A year after Somali piracy peaked with more than 100 ships attacked, the world’s navies have assembled dozens of warships to combat the threat. David Axe joins the U.S. Navy destroyer USS Donald Cook in Djibouti, to observe firsthand this “global war on piracy.”
by DAVID AXE
The Navy’s shipbuilding strategy hinges on buying at least 55 copies of the 3,000-ton Littoral Combat Ship, a vessel supposedly optimized for near-shore warfare, with a shallow draft and improved maneuverability.
But the Navy’s not waiting around for the delayed and over-budget LCS. USS Donald Cook, a 9,000-ton Burke-class destroyer designed for open-ocean combat, braved outdated charts and her fairly deep draft to perform her own littoral combat mission in recent weeks, when she patrolled just a mile and a half from Somali pirate camps soon after deploying to East Africa this summer.
In nautical terms, a mile is pretty damn close.
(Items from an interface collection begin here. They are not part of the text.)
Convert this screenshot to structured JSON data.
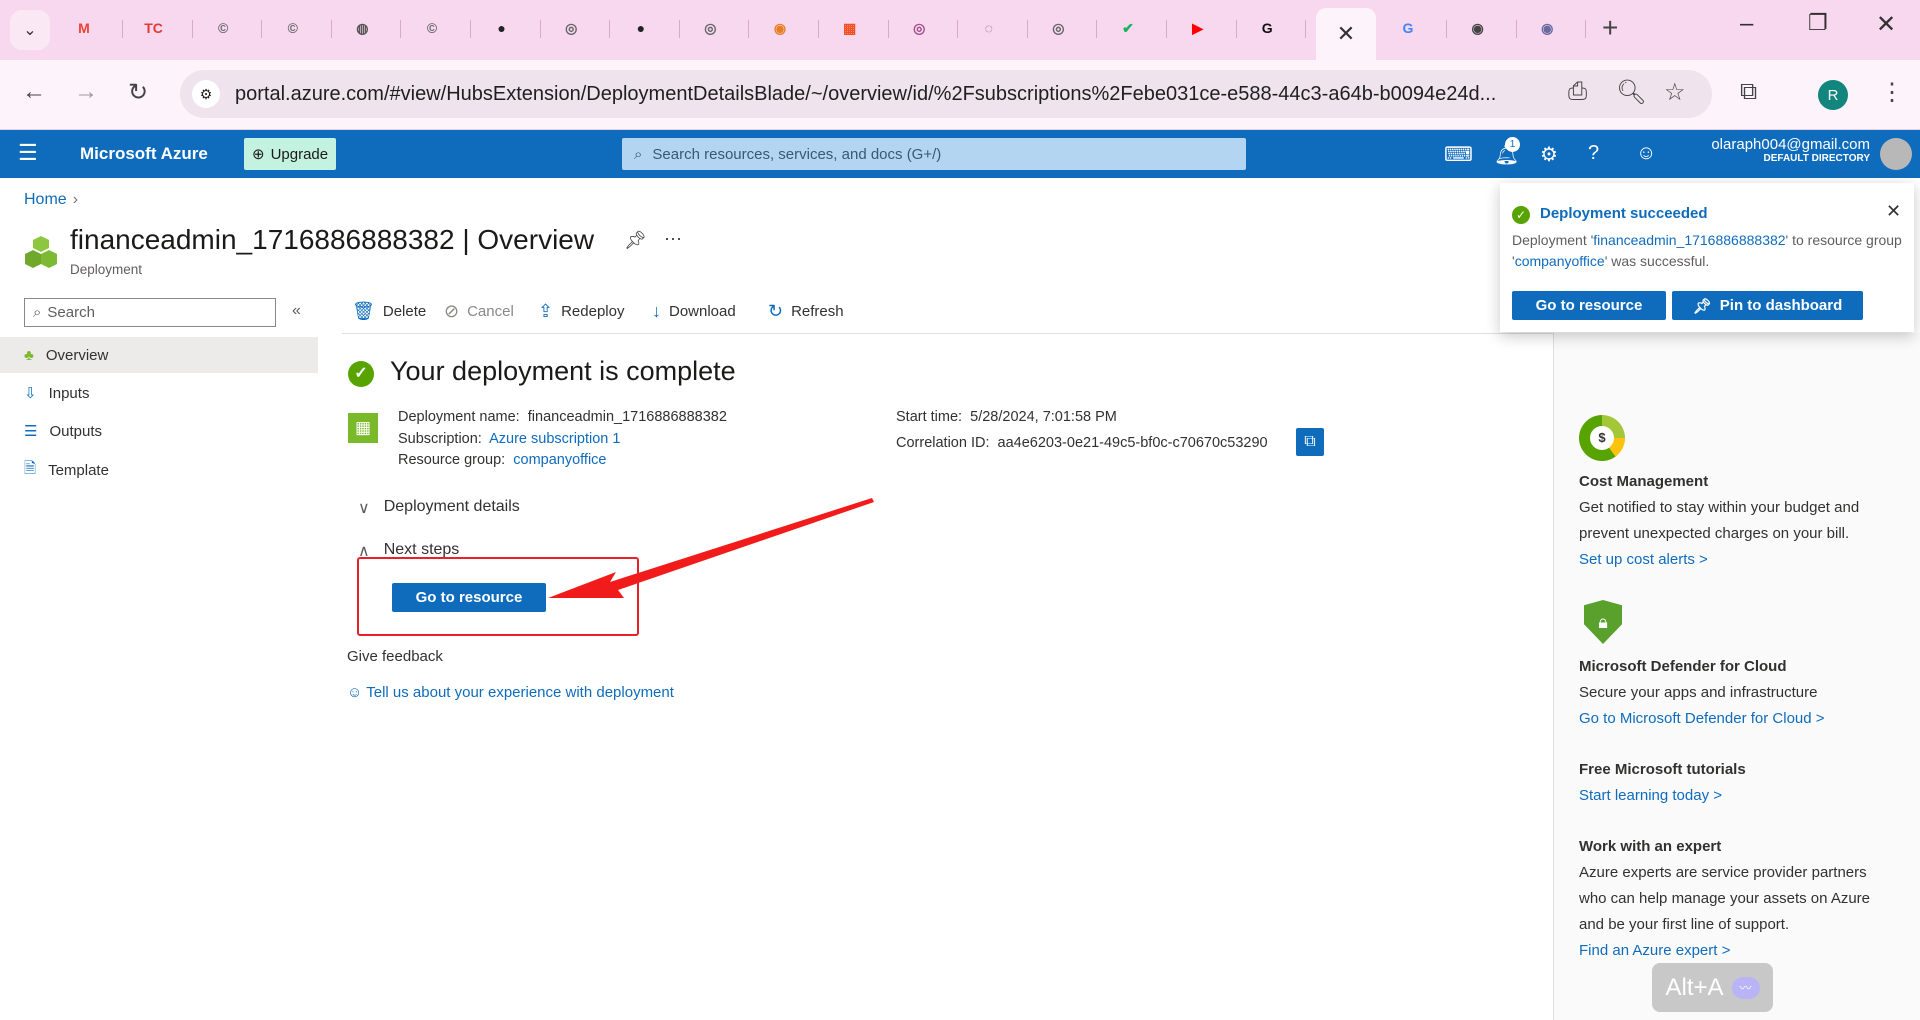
{
  "browser": {
    "tabs": [
      {
        "icon": "gmail-icon",
        "glyph": "M",
        "color": "#ea4335"
      },
      {
        "icon": "tc-icon",
        "glyph": "TC",
        "color": "#e53935"
      },
      {
        "icon": "site-icon",
        "glyph": "©",
        "color": "#666"
      },
      {
        "icon": "site-icon",
        "glyph": "©",
        "color": "#666"
      },
      {
        "icon": "globe-icon",
        "glyph": "◍",
        "color": "#555"
      },
      {
        "icon": "site-icon",
        "glyph": "©",
        "color": "#666"
      },
      {
        "icon": "github-icon",
        "glyph": "●",
        "color": "#222"
      },
      {
        "icon": "site-icon",
        "glyph": "◎",
        "color": "#666"
      },
      {
        "icon": "github-icon",
        "glyph": "●",
        "color": "#222"
      },
      {
        "icon": "site-icon",
        "glyph": "◎",
        "color": "#666"
      },
      {
        "icon": "colorful-icon",
        "glyph": "◉",
        "color": "#e67e22"
      },
      {
        "icon": "microsoft-icon",
        "glyph": "▦",
        "color": "#f25022"
      },
      {
        "icon": "site-icon",
        "glyph": "◎",
        "color": "#a0508a"
      },
      {
        "icon": "site-icon",
        "glyph": "◌",
        "color": "#666"
      },
      {
        "icon": "site-icon",
        "glyph": "◎",
        "color": "#666"
      },
      {
        "icon": "check-icon",
        "glyph": "✔",
        "color": "#18b35a"
      },
      {
        "icon": "youtube-icon",
        "glyph": "▶",
        "color": "#ff0000"
      },
      {
        "icon": "g-icon",
        "glyph": "G",
        "color": "#111"
      }
    ],
    "after_tabs": [
      {
        "icon": "google-icon",
        "glyph": "G",
        "color": "#4285f4"
      },
      {
        "icon": "site-icon",
        "glyph": "◉",
        "color": "#444"
      },
      {
        "icon": "site-icon",
        "glyph": "◉",
        "color": "#6a6aa0"
      }
    ],
    "active_tab_close": "✕",
    "new_tab": "+",
    "url": "portal.azure.com/#view/HubsExtension/DeploymentDetailsBlade/~/overview/id/%2Fsubscriptions%2Febe031ce-e588-44c3-a64b-b0094e24d...",
    "profile_initial": "R"
  },
  "azure": {
    "brand": "Microsoft Azure",
    "upgrade": "Upgrade",
    "search_placeholder": "Search resources, services, and docs (G+/)",
    "notification_count": "1",
    "account_email": "olaraph004@gmail.com",
    "account_directory": "DEFAULT DIRECTORY",
    "accent": "#0f6cbd"
  },
  "breadcrumb": {
    "home": "Home"
  },
  "page": {
    "title": "financeadmin_1716886888382 | Overview",
    "subtitle": "Deployment"
  },
  "sidebar": {
    "search_placeholder": "Search",
    "items": [
      {
        "label": "Overview",
        "icon": "deployment-icon"
      },
      {
        "label": "Inputs",
        "icon": "inputs-icon"
      },
      {
        "label": "Outputs",
        "icon": "outputs-icon"
      },
      {
        "label": "Template",
        "icon": "template-icon"
      }
    ]
  },
  "toolbar": {
    "delete": "Delete",
    "cancel": "Cancel",
    "redeploy": "Redeploy",
    "download": "Download",
    "refresh": "Refresh"
  },
  "main": {
    "heading": "Your deployment is complete",
    "deployment_name_label": "Deployment name:",
    "deployment_name": "financeadmin_1716886888382",
    "subscription_label": "Subscription:",
    "subscription": "Azure subscription 1",
    "resource_group_label": "Resource group:",
    "resource_group": "companyoffice",
    "start_time_label": "Start time:",
    "start_time": "5/28/2024, 7:01:58 PM",
    "correlation_label": "Correlation ID:",
    "correlation_id": "aa4e6203-0e21-49c5-bf0c-c70670c53290",
    "deployment_details": "Deployment details",
    "next_steps": "Next steps",
    "go_to_resource": "Go to resource",
    "give_feedback": "Give feedback",
    "feedback_link": "Tell us about your experience with deployment"
  },
  "right_panel": {
    "cost_title": "Cost Management",
    "cost_text_1": "Get notified to stay within your budget and",
    "cost_text_2": "prevent unexpected charges on your bill.",
    "cost_link": "Set up cost alerts >",
    "defender_title": "Microsoft Defender for Cloud",
    "defender_text": "Secure your apps and infrastructure",
    "defender_link": "Go to Microsoft Defender for Cloud >",
    "tutorials_title": "Free Microsoft tutorials",
    "tutorials_link": "Start learning today >",
    "expert_title": "Work with an expert",
    "expert_text_1": "Azure experts are service provider partners",
    "expert_text_2": "who can help manage your assets on Azure",
    "expert_text_3": "and be your first line of support.",
    "expert_link": "Find an Azure expert >"
  },
  "toast": {
    "title": "Deployment succeeded",
    "text_prefix": "Deployment '",
    "deployment": "financeadmin_1716886888382",
    "text_mid": "' to resource group '",
    "group": "companyoffice",
    "text_suffix": "' was successful.",
    "go_to_resource": "Go to resource",
    "pin": "Pin to dashboard"
  },
  "overlay": {
    "shortcut": "Alt+A"
  }
}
In pushing so close to the pirate camps, “DC” Captain Derek Granger hoped to send a clear message to potential sea bandits. “If they’re sitting on the beach, wondering if they should make an, ahem, sojourn, and they see the Donald Cook … they may rethink.”
DC took the opportunity to gather intel for her NATO commodore. “My crew loved it,” Granger says. “In there close, providing video and photographic info back to the boss … it’s useful.”
During her near-shore patrol, DC sent out two boarding teams to investigate suspect skiffs. Turned out they were both legit fishing boats. But Granger didn’t know that when he ordered his people to travel a mile away in Rigid-Hull Inflatable Boats — too far for DC to provide quick support. That, and not the shallow water, was the most stressful thing, Granger says.
(Photo: David Axe)